The leader in blockchain news, CoinDesk is an independent media outlet that strives for the highest journalistic standards and abides by a strict set of editorial policies. Have breaking news or a story tip to send to our journalists? Contact us at news@coindesk.com.

Posted on

4 Blockchain Bills Introduced in New York Legislature

A lawmaker in New York has introduced four bills in an effort to spur research into possible uses for blockchain by the state’s government.

The proposed laws from Assemblyman Clyde Vanel (D-33) would establish legal language for the technology (similar to an effort undertaken in Arizona earlier this year) under state law while also creating studies around its application for local and state elections, including the verification of voter tallies.

The first bill would to add sections to New York’s technology law which define “blockchain technology” and “smart contract,” as well as provide a legal understanding for digital signatures stored on a blockchain.

The second bill “directs the state board of elections to study and evaluate the use of blockchain technology to protect voter records and election results,” according to the text.

It gives this study a year to produce a report explaining whether a blockchain platform can help limit or prevent voter fraud, improve cybersecurity around digital voting platforms, maintain better voter records and more efficiently share election results.

The third bill also calls for a study and the creation of a task force to determine whether a blockchain platform can be used by the state government to store records and share information quickly and efficiently. This particular measure echoes one pursued in Vermont in 2016, though in that case officials ultimately passed on greenlighting such a platform.

The New York bill would require the task force to hold at least one public hearing during its study, with a final report due later than Jan. 1, 2019.

The fourth and final bill would, if passed, create a digital currency task force to determine the impact of cryptocurrencies on New York financial markets.

Public records don’t offer any clear picture on the future trajectory of the bills, with three of them being referred to a committee related to government options.

New York Assembly image via Wikimedia Commons

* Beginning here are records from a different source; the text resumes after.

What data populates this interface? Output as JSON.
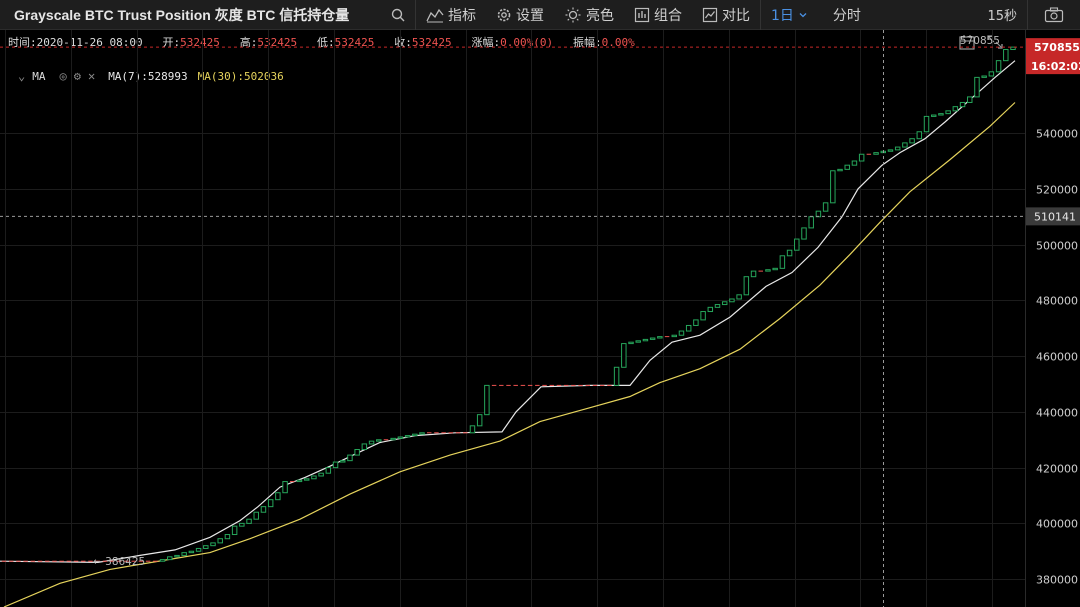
{
  "toolbar": {
    "symbol": "Grayscale BTC Trust Position 灰度 BTC 信托持仓量",
    "indicators_label": "指标",
    "settings_label": "设置",
    "theme_label": "亮色",
    "compose_label": "组合",
    "compare_label": "对比",
    "interval_day": "1日",
    "interval_minute": "分时",
    "refresh": "15秒"
  },
  "info": {
    "time_label": "时间:",
    "time": "2020-11-26 08:00",
    "open_label": "开:",
    "open": "532425",
    "high_label": "高:",
    "high": "532425",
    "low_label": "低:",
    "low": "532425",
    "close_label": "收:",
    "close": "532425",
    "change_label": "涨幅:",
    "change": "0.00%(0)",
    "amplitude_label": "振幅:",
    "amplitude": "0.00%"
  },
  "ma_legend": {
    "name": "MA",
    "ma7": "MA(7):528993",
    "ma30": "MA(30):502036"
  },
  "colors": {
    "up": "#26a65b",
    "down": "#ef5350",
    "ma7": "#e8e8e8",
    "ma30": "#e5d35c",
    "price_tag": "#c62828",
    "crosshair_tag": "#3a3a3a"
  },
  "chart_data": {
    "type": "candlestick",
    "y_ticks": [
      380000,
      400000,
      420000,
      440000,
      460000,
      480000,
      500000,
      520000,
      540000
    ],
    "ylim": [
      370000,
      577000
    ],
    "last_price": 570855,
    "last_price_label": "570855",
    "countdown": "16:02:02",
    "crosshair_value": 510141,
    "crosshair_label": "510141",
    "min_label": "386425",
    "grid": true,
    "candles": [
      {
        "o": 386425,
        "c": 386425
      },
      {
        "o": 386425,
        "c": 386425
      },
      {
        "o": 386425,
        "c": 386425
      },
      {
        "o": 386425,
        "c": 386425
      },
      {
        "o": 386425,
        "c": 386425
      },
      {
        "o": 386425,
        "c": 386425
      },
      {
        "o": 386425,
        "c": 386425
      },
      {
        "o": 386425,
        "c": 386425
      },
      {
        "o": 386425,
        "c": 386425
      },
      {
        "o": 386425,
        "c": 386425
      },
      {
        "o": 386425,
        "c": 386425
      },
      {
        "o": 386425,
        "c": 386425
      },
      {
        "o": 386425,
        "c": 386425
      },
      {
        "o": 386425,
        "c": 386425
      },
      {
        "o": 386425,
        "c": 386425
      },
      {
        "o": 386425,
        "c": 386425
      },
      {
        "o": 386425,
        "c": 386425
      },
      {
        "o": 386425,
        "c": 386425
      },
      {
        "o": 386425,
        "c": 386425
      },
      {
        "o": 386425,
        "c": 386425
      },
      {
        "o": 386425,
        "c": 386425
      },
      {
        "o": 386425,
        "c": 386425
      },
      {
        "o": 386425,
        "c": 387000
      },
      {
        "o": 387000,
        "c": 388000
      },
      {
        "o": 388000,
        "c": 388500
      },
      {
        "o": 388500,
        "c": 389500
      },
      {
        "o": 389500,
        "c": 390000
      },
      {
        "o": 390000,
        "c": 391000
      },
      {
        "o": 391000,
        "c": 392000
      },
      {
        "o": 392000,
        "c": 393000
      },
      {
        "o": 393000,
        "c": 394500
      },
      {
        "o": 394500,
        "c": 396000
      },
      {
        "o": 396000,
        "c": 399000
      },
      {
        "o": 399000,
        "c": 400000
      },
      {
        "o": 400000,
        "c": 401500
      },
      {
        "o": 401500,
        "c": 404000
      },
      {
        "o": 404000,
        "c": 406000
      },
      {
        "o": 406000,
        "c": 408500
      },
      {
        "o": 408500,
        "c": 411000
      },
      {
        "o": 411000,
        "c": 415000
      },
      {
        "o": 415000,
        "c": 415000
      },
      {
        "o": 415000,
        "c": 415500
      },
      {
        "o": 415500,
        "c": 416000
      },
      {
        "o": 416000,
        "c": 417000
      },
      {
        "o": 417000,
        "c": 418000
      },
      {
        "o": 418000,
        "c": 420000
      },
      {
        "o": 420000,
        "c": 422000
      },
      {
        "o": 422000,
        "c": 422500
      },
      {
        "o": 422500,
        "c": 424500
      },
      {
        "o": 424500,
        "c": 426500
      },
      {
        "o": 426500,
        "c": 428500
      },
      {
        "o": 428500,
        "c": 429500
      },
      {
        "o": 429500,
        "c": 430000
      },
      {
        "o": 430000,
        "c": 430000
      },
      {
        "o": 430000,
        "c": 430500
      },
      {
        "o": 430500,
        "c": 431000
      },
      {
        "o": 431000,
        "c": 431500
      },
      {
        "o": 431500,
        "c": 432000
      },
      {
        "o": 432000,
        "c": 432500
      },
      {
        "o": 432500,
        "c": 432500
      },
      {
        "o": 432500,
        "c": 432500
      },
      {
        "o": 432500,
        "c": 432500
      },
      {
        "o": 432500,
        "c": 432500
      },
      {
        "o": 432500,
        "c": 432500
      },
      {
        "o": 432500,
        "c": 432500
      },
      {
        "o": 432500,
        "c": 435000
      },
      {
        "o": 435000,
        "c": 439000
      },
      {
        "o": 439000,
        "c": 449500
      },
      {
        "o": 449500,
        "c": 449500
      },
      {
        "o": 449500,
        "c": 449500
      },
      {
        "o": 449500,
        "c": 449500
      },
      {
        "o": 449500,
        "c": 449500
      },
      {
        "o": 449500,
        "c": 449500
      },
      {
        "o": 449500,
        "c": 449500
      },
      {
        "o": 449500,
        "c": 449500
      },
      {
        "o": 449500,
        "c": 449500
      },
      {
        "o": 449500,
        "c": 449500
      },
      {
        "o": 449500,
        "c": 449500
      },
      {
        "o": 449500,
        "c": 449500
      },
      {
        "o": 449500,
        "c": 449500
      },
      {
        "o": 449500,
        "c": 449500
      },
      {
        "o": 449500,
        "c": 449500
      },
      {
        "o": 449500,
        "c": 449500
      },
      {
        "o": 449500,
        "c": 449500
      },
      {
        "o": 449500,
        "c": 449500
      },
      {
        "o": 449500,
        "c": 456000
      },
      {
        "o": 456000,
        "c": 464500
      },
      {
        "o": 464500,
        "c": 465000
      },
      {
        "o": 465000,
        "c": 465500
      },
      {
        "o": 465500,
        "c": 466000
      },
      {
        "o": 466000,
        "c": 466500
      },
      {
        "o": 466500,
        "c": 467000
      },
      {
        "o": 467000,
        "c": 467000
      },
      {
        "o": 467000,
        "c": 467500
      },
      {
        "o": 467500,
        "c": 469000
      },
      {
        "o": 469000,
        "c": 471000
      },
      {
        "o": 471000,
        "c": 473000
      },
      {
        "o": 473000,
        "c": 476000
      },
      {
        "o": 476000,
        "c": 477500
      },
      {
        "o": 477500,
        "c": 478500
      },
      {
        "o": 478500,
        "c": 479500
      },
      {
        "o": 479500,
        "c": 480500
      },
      {
        "o": 480500,
        "c": 482000
      },
      {
        "o": 482000,
        "c": 488500
      },
      {
        "o": 488500,
        "c": 490500
      },
      {
        "o": 490500,
        "c": 490500
      },
      {
        "o": 490500,
        "c": 491000
      },
      {
        "o": 491000,
        "c": 491500
      },
      {
        "o": 491500,
        "c": 496000
      },
      {
        "o": 496000,
        "c": 498000
      },
      {
        "o": 498000,
        "c": 502000
      },
      {
        "o": 502000,
        "c": 506000
      },
      {
        "o": 506000,
        "c": 510000
      },
      {
        "o": 510000,
        "c": 512000
      },
      {
        "o": 512000,
        "c": 515000
      },
      {
        "o": 515000,
        "c": 526500
      },
      {
        "o": 526500,
        "c": 527000
      },
      {
        "o": 527000,
        "c": 528500
      },
      {
        "o": 528500,
        "c": 530000
      },
      {
        "o": 530000,
        "c": 532425
      },
      {
        "o": 532425,
        "c": 532425
      },
      {
        "o": 532425,
        "c": 533000
      },
      {
        "o": 533000,
        "c": 533500
      },
      {
        "o": 533500,
        "c": 534000
      },
      {
        "o": 534000,
        "c": 535000
      },
      {
        "o": 535000,
        "c": 536500
      },
      {
        "o": 536500,
        "c": 538000
      },
      {
        "o": 538000,
        "c": 540500
      },
      {
        "o": 540500,
        "c": 546000
      },
      {
        "o": 546000,
        "c": 546500
      },
      {
        "o": 546500,
        "c": 547000
      },
      {
        "o": 547000,
        "c": 548000
      },
      {
        "o": 548000,
        "c": 549500
      },
      {
        "o": 549500,
        "c": 551000
      },
      {
        "o": 551000,
        "c": 553000
      },
      {
        "o": 553000,
        "c": 560000
      },
      {
        "o": 560000,
        "c": 560500
      },
      {
        "o": 560500,
        "c": 562000
      },
      {
        "o": 562000,
        "c": 566000
      },
      {
        "o": 566000,
        "c": 570000
      },
      {
        "o": 570000,
        "c": 570855
      }
    ],
    "ma7": [
      [
        0,
        386425
      ],
      [
        98,
        386000
      ],
      [
        140,
        388500
      ],
      [
        175,
        390500
      ],
      [
        210,
        395000
      ],
      [
        240,
        401000
      ],
      [
        258,
        406000
      ],
      [
        280,
        413000
      ],
      [
        305,
        416500
      ],
      [
        330,
        420500
      ],
      [
        356,
        425000
      ],
      [
        380,
        429000
      ],
      [
        415,
        431500
      ],
      [
        455,
        432500
      ],
      [
        502,
        432800
      ],
      [
        516,
        440000
      ],
      [
        541,
        449000
      ],
      [
        590,
        449500
      ],
      [
        630,
        449500
      ],
      [
        650,
        458500
      ],
      [
        672,
        465000
      ],
      [
        700,
        467500
      ],
      [
        730,
        474000
      ],
      [
        766,
        485000
      ],
      [
        792,
        490000
      ],
      [
        818,
        499000
      ],
      [
        842,
        510000
      ],
      [
        858,
        520000
      ],
      [
        882,
        528500
      ],
      [
        900,
        533000
      ],
      [
        925,
        538000
      ],
      [
        945,
        544000
      ],
      [
        970,
        552000
      ],
      [
        995,
        560000
      ],
      [
        1015,
        566000
      ]
    ],
    "ma30": [
      [
        4,
        370000
      ],
      [
        60,
        378500
      ],
      [
        110,
        383500
      ],
      [
        160,
        386500
      ],
      [
        210,
        389500
      ],
      [
        250,
        394500
      ],
      [
        300,
        401500
      ],
      [
        350,
        410500
      ],
      [
        400,
        418500
      ],
      [
        450,
        424500
      ],
      [
        500,
        429500
      ],
      [
        540,
        436500
      ],
      [
        590,
        441500
      ],
      [
        630,
        445500
      ],
      [
        660,
        450500
      ],
      [
        700,
        455500
      ],
      [
        740,
        462500
      ],
      [
        780,
        473500
      ],
      [
        820,
        485500
      ],
      [
        850,
        496500
      ],
      [
        880,
        508000
      ],
      [
        910,
        519000
      ],
      [
        950,
        530500
      ],
      [
        990,
        542500
      ],
      [
        1015,
        551000
      ]
    ]
  }
}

The leader in blockchain news, CoinDesk is an independent media outlet that strives for the highest journalistic standards and abides by a strict set of editorial policies. Have breaking news or a story tip to send to our journalists? Contact us at news@coindesk.com.